“The power of coming together to deliberate, argue and agree is sacred. This is because it can never be brought back except for in memory. As we convene in our truth, in our hang overs and burdens – we destabilise a world order that denies our existence. We challenge the norms that question our validity and worthiness to be in public or private space – in liberty and in freedom – in community. That we can freely express ourselves in our anguish and delight, with our social history and connection to reality. That we are intentional in our belonging and becoming. We are together to avenge our dignity and proclaim to our younger beings: you are okay, you will be fine, you will survive” – Dumiso Gatsha
Describe how you felt being on radio, sharing your story, what it means for you and the community
“I was so happy to be on radio…. sharing my story to the community was the best for me coz I know my story well help so many people… That they still don’t want to go out there to ask for help so now I believe my message was heard and it will work and change so many lives LGBTI. It is all so that they can be free, to live as they wish. I am happy that they know that we are like any other human being and we have rights. It is not safe for us, we cannot develop ourselves freely as people talk about you everywhere you go. We are used for sex, we cry often and cannot seek out help. Sometimes it feels like living in death.
Share on your experience in Francistown and how engaging with residents felt, were there any differences compared to Gaborone?
Lot of people in Francistown they still don’t know a lot about LGBTI. Its less developed, culture rules and many gays are married due to family pressure. They can cover up just as others in Gaborone.
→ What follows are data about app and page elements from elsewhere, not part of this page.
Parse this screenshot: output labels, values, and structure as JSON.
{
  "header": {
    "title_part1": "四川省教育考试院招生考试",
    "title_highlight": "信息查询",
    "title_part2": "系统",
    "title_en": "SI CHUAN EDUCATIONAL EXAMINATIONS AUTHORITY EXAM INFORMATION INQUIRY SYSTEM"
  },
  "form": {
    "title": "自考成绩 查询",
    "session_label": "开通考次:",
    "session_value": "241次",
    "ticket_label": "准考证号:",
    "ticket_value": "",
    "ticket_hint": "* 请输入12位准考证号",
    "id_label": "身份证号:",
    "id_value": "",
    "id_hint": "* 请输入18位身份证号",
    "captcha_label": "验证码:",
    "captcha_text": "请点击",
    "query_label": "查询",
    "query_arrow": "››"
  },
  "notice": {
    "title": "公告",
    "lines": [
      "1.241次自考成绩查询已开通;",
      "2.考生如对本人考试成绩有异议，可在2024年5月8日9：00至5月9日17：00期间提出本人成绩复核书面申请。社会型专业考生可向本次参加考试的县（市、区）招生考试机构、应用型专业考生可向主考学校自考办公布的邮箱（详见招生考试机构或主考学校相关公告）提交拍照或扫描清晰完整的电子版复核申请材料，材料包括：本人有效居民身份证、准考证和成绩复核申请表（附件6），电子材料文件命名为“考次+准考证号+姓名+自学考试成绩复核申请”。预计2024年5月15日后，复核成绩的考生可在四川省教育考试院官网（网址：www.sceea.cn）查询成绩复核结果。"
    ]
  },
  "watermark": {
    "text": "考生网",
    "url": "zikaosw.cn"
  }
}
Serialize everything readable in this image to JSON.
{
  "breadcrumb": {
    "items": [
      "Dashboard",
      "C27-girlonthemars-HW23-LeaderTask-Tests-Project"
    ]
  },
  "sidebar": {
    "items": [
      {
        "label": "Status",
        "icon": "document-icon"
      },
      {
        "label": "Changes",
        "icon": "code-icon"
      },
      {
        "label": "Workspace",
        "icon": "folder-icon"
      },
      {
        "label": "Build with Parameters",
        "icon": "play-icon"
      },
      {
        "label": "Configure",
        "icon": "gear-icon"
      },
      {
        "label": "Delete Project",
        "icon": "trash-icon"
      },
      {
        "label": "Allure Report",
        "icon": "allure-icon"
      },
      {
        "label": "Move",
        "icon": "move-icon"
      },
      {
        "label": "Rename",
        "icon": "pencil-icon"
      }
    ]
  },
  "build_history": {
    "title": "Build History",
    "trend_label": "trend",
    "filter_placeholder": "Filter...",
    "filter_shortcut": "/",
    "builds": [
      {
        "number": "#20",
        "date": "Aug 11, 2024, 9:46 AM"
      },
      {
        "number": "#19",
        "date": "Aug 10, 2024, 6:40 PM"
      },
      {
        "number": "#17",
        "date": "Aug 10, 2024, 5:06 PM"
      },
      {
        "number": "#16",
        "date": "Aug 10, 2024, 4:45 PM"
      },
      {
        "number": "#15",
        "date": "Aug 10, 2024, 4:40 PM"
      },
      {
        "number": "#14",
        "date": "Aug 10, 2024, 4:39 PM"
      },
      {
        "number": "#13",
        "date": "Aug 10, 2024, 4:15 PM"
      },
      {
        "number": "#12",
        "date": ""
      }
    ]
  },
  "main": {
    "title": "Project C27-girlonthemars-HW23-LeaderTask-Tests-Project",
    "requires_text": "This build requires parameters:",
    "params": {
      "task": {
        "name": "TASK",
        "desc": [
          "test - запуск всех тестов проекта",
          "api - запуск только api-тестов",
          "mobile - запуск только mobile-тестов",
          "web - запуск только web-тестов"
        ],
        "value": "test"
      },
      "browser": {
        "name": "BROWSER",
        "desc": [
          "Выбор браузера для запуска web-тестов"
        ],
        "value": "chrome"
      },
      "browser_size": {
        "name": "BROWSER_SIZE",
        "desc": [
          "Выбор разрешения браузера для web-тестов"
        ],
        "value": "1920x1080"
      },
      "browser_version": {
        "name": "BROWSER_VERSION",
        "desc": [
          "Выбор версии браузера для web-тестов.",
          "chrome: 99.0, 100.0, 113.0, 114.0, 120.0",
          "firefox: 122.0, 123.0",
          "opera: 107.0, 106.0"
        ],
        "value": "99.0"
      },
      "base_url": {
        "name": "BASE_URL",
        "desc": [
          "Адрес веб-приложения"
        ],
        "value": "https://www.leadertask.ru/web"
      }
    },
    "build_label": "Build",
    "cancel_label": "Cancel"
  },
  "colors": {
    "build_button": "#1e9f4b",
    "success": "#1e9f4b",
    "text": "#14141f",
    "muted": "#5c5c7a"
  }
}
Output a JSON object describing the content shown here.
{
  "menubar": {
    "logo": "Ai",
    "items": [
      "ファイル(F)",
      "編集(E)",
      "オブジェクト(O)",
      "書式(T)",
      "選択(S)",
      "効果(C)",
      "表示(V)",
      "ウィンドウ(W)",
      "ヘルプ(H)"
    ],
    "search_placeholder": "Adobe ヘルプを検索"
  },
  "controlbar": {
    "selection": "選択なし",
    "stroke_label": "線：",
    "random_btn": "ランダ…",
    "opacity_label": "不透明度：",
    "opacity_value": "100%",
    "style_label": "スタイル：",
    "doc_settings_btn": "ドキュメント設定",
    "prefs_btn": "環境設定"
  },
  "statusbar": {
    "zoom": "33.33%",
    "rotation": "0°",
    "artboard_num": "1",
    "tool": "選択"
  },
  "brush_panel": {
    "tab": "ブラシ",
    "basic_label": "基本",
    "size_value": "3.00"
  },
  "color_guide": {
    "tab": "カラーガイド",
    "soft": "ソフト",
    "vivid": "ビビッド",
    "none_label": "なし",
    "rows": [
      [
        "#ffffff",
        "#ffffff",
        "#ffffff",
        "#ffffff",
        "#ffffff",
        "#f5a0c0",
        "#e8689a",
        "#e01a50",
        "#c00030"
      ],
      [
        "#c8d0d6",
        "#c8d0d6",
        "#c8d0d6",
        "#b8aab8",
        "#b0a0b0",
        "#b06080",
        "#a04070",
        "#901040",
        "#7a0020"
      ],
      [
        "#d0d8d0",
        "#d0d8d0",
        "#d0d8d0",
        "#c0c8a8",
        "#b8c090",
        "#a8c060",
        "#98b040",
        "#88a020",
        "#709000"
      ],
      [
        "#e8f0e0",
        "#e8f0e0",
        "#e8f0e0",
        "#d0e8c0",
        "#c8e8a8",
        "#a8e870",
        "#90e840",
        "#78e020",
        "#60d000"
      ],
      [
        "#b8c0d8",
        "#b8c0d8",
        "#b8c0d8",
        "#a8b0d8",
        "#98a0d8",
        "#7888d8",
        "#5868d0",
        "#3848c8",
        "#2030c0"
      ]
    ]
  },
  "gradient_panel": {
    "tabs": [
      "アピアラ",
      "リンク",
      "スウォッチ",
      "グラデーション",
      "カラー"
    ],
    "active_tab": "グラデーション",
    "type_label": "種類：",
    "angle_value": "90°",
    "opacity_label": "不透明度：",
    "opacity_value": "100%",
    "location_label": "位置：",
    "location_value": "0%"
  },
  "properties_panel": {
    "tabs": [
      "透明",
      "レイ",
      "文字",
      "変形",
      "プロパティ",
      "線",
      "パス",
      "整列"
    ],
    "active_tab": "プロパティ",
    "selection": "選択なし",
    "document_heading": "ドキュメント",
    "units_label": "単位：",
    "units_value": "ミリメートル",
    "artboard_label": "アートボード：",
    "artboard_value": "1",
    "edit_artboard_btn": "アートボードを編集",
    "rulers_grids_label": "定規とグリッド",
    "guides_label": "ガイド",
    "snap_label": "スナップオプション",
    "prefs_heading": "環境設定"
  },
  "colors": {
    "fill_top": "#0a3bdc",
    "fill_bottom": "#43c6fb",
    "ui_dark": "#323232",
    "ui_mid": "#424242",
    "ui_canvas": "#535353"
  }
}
There is more talk on the rights of LGBTI in Gaborone. Some just mind their own business and let others be.
You have once ran a small business, what is it like?
Running a small business its not a easy thing to do even to find clients… Being LGBTI means people will talk about you everywhere you go. I once tried selling to a man and he asked me many questions. He asked me how we have sex, he wanted to know if I am male or female. He made jokes. Business varied also because many would also sell similar products. But it was clear that being different played a role in how clients approached me. Especially those who deny our existence.